**Task instructions:** Reproduce every entry word for word.

Excerpts from an interface dataset
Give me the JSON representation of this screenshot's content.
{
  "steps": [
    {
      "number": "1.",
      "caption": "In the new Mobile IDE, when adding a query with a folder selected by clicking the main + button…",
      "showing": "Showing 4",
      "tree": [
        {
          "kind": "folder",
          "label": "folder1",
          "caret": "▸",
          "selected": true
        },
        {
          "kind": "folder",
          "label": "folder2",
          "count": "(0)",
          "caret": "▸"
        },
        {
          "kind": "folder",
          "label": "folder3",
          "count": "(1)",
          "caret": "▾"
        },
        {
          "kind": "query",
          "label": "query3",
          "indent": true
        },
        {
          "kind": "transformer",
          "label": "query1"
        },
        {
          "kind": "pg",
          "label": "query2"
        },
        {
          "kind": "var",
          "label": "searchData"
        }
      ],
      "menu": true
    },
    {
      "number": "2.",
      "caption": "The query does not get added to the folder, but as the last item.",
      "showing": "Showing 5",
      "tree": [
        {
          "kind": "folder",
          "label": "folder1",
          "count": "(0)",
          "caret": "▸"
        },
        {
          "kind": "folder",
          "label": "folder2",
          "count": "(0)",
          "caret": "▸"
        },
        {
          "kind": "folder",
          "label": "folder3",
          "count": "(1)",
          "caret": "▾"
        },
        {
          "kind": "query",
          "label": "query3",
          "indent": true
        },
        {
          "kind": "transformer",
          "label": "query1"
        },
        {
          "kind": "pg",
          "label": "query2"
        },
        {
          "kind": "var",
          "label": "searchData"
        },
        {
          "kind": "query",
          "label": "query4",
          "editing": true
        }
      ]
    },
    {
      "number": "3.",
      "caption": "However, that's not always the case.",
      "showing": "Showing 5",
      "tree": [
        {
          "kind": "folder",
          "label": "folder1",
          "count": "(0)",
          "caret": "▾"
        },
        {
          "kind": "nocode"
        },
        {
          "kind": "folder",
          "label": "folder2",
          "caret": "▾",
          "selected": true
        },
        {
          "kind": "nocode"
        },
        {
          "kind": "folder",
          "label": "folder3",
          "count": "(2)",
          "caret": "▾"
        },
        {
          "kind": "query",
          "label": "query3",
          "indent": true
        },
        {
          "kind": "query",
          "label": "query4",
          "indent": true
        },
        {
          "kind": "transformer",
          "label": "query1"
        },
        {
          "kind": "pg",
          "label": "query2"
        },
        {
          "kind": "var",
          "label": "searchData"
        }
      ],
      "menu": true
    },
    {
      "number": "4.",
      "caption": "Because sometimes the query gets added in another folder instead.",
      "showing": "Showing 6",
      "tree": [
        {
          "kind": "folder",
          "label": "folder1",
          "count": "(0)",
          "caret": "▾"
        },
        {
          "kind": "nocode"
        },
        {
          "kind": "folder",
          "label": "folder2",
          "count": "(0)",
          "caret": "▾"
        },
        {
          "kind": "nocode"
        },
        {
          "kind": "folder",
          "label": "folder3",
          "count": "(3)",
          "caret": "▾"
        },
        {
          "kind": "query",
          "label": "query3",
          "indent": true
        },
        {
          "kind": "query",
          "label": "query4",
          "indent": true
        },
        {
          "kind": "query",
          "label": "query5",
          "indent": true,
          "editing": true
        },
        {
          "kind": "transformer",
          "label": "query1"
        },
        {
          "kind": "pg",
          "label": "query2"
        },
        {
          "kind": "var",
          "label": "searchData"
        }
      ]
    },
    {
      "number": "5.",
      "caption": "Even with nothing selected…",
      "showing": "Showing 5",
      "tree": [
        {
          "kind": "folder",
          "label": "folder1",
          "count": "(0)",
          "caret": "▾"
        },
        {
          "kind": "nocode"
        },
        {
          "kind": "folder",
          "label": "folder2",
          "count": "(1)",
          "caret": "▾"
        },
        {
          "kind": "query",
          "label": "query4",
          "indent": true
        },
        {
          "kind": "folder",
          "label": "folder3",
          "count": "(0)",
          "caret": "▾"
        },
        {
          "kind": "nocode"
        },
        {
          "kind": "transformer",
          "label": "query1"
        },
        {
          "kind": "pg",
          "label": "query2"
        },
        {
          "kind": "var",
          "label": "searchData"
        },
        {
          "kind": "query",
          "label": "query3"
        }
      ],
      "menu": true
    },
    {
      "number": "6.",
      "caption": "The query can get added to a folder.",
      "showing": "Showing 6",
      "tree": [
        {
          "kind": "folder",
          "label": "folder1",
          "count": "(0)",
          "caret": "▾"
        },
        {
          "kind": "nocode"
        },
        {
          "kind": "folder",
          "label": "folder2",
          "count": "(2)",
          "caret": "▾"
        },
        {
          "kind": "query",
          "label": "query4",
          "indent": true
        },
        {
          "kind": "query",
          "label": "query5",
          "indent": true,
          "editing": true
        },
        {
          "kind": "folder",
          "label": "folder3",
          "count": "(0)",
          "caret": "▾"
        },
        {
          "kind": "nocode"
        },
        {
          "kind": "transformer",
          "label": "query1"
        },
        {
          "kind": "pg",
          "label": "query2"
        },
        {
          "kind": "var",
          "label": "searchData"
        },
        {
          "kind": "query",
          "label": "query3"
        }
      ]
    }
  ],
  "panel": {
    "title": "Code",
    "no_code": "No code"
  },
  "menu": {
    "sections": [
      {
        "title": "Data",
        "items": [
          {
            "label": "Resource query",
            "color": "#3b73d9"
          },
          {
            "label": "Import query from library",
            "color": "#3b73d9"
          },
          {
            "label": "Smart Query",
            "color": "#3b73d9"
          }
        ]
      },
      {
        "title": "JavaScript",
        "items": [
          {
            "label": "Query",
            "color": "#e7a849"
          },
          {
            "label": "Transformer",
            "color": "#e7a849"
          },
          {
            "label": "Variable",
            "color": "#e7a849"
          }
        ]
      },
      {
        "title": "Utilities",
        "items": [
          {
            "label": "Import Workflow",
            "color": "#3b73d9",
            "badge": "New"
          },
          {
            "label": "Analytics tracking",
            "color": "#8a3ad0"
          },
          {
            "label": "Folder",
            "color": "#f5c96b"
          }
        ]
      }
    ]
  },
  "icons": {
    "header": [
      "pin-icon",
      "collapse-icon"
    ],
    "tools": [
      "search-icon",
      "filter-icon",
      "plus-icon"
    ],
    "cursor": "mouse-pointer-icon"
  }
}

**Your solution:**
Give me the JSON representation of this screenshot's content.
{
  "steps": [
    {
      "number": "1.",
      "caption": "In the new Mobile IDE, when adding a query with a folder selected by clicking the main + button…",
      "showing": "Showing 4",
      "tree": [
        {
          "kind": "folder",
          "label": "folder1",
          "caret": "▸",
          "selected": true
        },
        {
          "kind": "folder",
          "label": "folder2",
          "count": "(0)",
          "caret": "▸"
        },
        {
          "kind": "folder",
          "label": "folder3",
          "count": "(1)",
          "caret": "▾"
        },
        {
          "kind": "query",
          "label": "query3",
          "indent": true
        },
        {
          "kind": "transformer",
          "label": "query1"
        },
        {
          "kind": "pg",
          "label": "query2"
        },
        {
          "kind": "var",
          "label": "searchData"
        }
      ],
      "menu": true
    },
    {
      "number": "2.",
      "caption": "The query does not get added to the folder, but as the last item.",
      "showing": "Showing 5",
      "tree": [
        {
          "kind": "folder",
          "label": "folder1",
          "count": "(0)",
          "caret": "▸"
        },
        {
          "kind": "folder",
          "label": "folder2",
          "count": "(0)",
          "caret": "▸"
        },
        {
          "kind": "folder",
          "label": "folder3",
          "count": "(1)",
          "caret": "▾"
        },
        {
          "kind": "query",
          "label": "query3",
          "indent": true
        },
        {
          "kind": "transformer",
          "label": "query1"
        },
        {
          "kind": "pg",
          "label": "query2"
        },
        {
          "kind": "var",
          "label": "searchData"
        },
        {
          "kind": "query",
          "label": "query4",
          "editing": true
        }
      ]
    },
    {
      "number": "3.",
      "caption": "However, that's not always the case.",
      "showing": "Showing 5",
      "tree": [
        {
          "kind": "folder",
          "label": "folder1",
          "count": "(0)",
          "caret": "▾"
        },
        {
          "kind": "nocode"
        },
        {
          "kind": "folder",
          "label": "folder2",
          "caret": "▾",
          "selected": true
        },
        {
          "kind": "nocode"
        },
        {
          "kind": "folder",
          "label": "folder3",
          "count": "(2)",
          "caret": "▾"
        },
        {
          "kind": "query",
          "label": "query3",
          "indent": true
        },
        {
          "kind": "query",
          "label": "query4",
          "indent": true
        },
        {
          "kind": "transformer",
          "label": "query1"
        },
        {
          "kind": "pg",
          "label": "query2"
        },
        {
          "kind": "var",
          "label": "searchData"
        }
      ],
      "menu": true
    },
    {
      "number": "4.",
      "caption": "Because sometimes the query gets added in another folder instead.",
      "showing": "Showing 6",
      "tree": [
        {
          "kind": "folder",
          "label": "folder1",
          "count": "(0)",
          "caret": "▾"
        },
        {
          "kind": "nocode"
        },
        {
          "kind": "folder",
          "label": "folder2",
          "count": "(0)",
          "caret": "▾"
        },
        {
          "kind": "nocode"
        },
        {
          "kind": "folder",
          "label": "folder3",
          "count": "(3)",
          "caret": "▾"
        },
        {
          "kind": "query",
          "label": "query3",
          "indent": true
        },
        {
          "kind": "query",
          "label": "query4",
          "indent": true
        },
        {
          "kind": "query",
          "label": "query5",
          "indent": true,
          "editing": true
        },
        {
          "kind": "transformer",
          "label": "query1"
        },
        {
          "kind": "pg",
          "label": "query2"
        },
        {
          "kind": "var",
          "label": "searchData"
        }
      ]
    },
    {
      "number": "5.",
      "caption": "Even with nothing selected…",
      "showing": "Showing 5",
      "tree": [
        {
          "kind": "folder",
          "label": "folder1",
          "count": "(0)",
          "caret": "▾"
        },
        {
          "kind": "nocode"
        },
        {
          "kind": "folder",
          "label": "folder2",
          "count": "(1)",
          "caret": "▾"
        },
        {
          "kind": "query",
          "label": "query4",
          "indent": true
        },
        {
          "kind": "folder",
          "label": "folder3",
          "count": "(0)",
          "caret": "▾"
        },
        {
          "kind": "nocode"
        },
        {
          "kind": "transformer",
          "label": "query1"
        },
        {
          "kind": "pg",
          "label": "query2"
        },
        {
          "kind": "var",
          "label": "searchData"
        },
        {
          "kind": "query",
          "label": "query3"
        }
      ],
      "menu": true
    },
    {
      "number": "6.",
      "caption": "The query can get added to a folder.",
      "showing": "Showing 6",
      "tree": [
        {
          "kind": "folder",
          "label": "folder1",
          "count": "(0)",
          "caret": "▾"
        },
        {
          "kind": "nocode"
        },
        {
          "kind": "folder",
          "label": "folder2",
          "count": "(2)",
          "caret": "▾"
        },
        {
          "kind": "query",
          "label": "query4",
          "indent": true
        },
        {
          "kind": "query",
          "label": "query5",
          "indent": true,
          "editing": true
        },
        {
          "kind": "folder",
          "label": "folder3",
          "count": "(0)",
          "caret": "▾"
        },
        {
          "kind": "nocode"
        },
        {
          "kind": "transformer",
          "label": "query1"
        },
        {
          "kind": "pg",
          "label": "query2"
        },
        {
          "kind": "var",
          "label": "searchData"
        },
        {
          "kind": "query",
          "label": "query3"
        }
      ]
    }
  ],
  "panel": {
    "title": "Code",
    "no_code": "No code"
  },
  "menu": {
    "sections": [
      {
        "title": "Data",
        "items": [
          {
            "label": "Resource query",
            "color": "#3b73d9"
          },
          {
            "label": "Import query from library",
            "color": "#3b73d9"
          },
          {
            "label": "Smart Query",
            "color": "#3b73d9"
          }
        ]
      },
      {
        "title": "JavaScript",
        "items": [
          {
            "label": "Query",
            "color": "#e7a849"
          },
          {
            "label": "Transformer",
            "color": "#e7a849"
          },
          {
            "label": "Variable",
            "color": "#e7a849"
          }
        ]
      },
      {
        "title": "Utilities",
        "items": [
          {
            "label": "Import Workflow",
            "color": "#3b73d9",
            "badge": "New"
          },
          {
            "label": "Analytics tracking",
            "color": "#8a3ad0"
          },
          {
            "label": "Folder",
            "color": "#f5c96b"
          }
        ]
      }
    ]
  },
  "icons": {
    "header": [
      "pin-icon",
      "collapse-icon"
    ],
    "tools": [
      "search-icon",
      "filter-icon",
      "plus-icon"
    ],
    "cursor": "mouse-pointer-icon"
  }
}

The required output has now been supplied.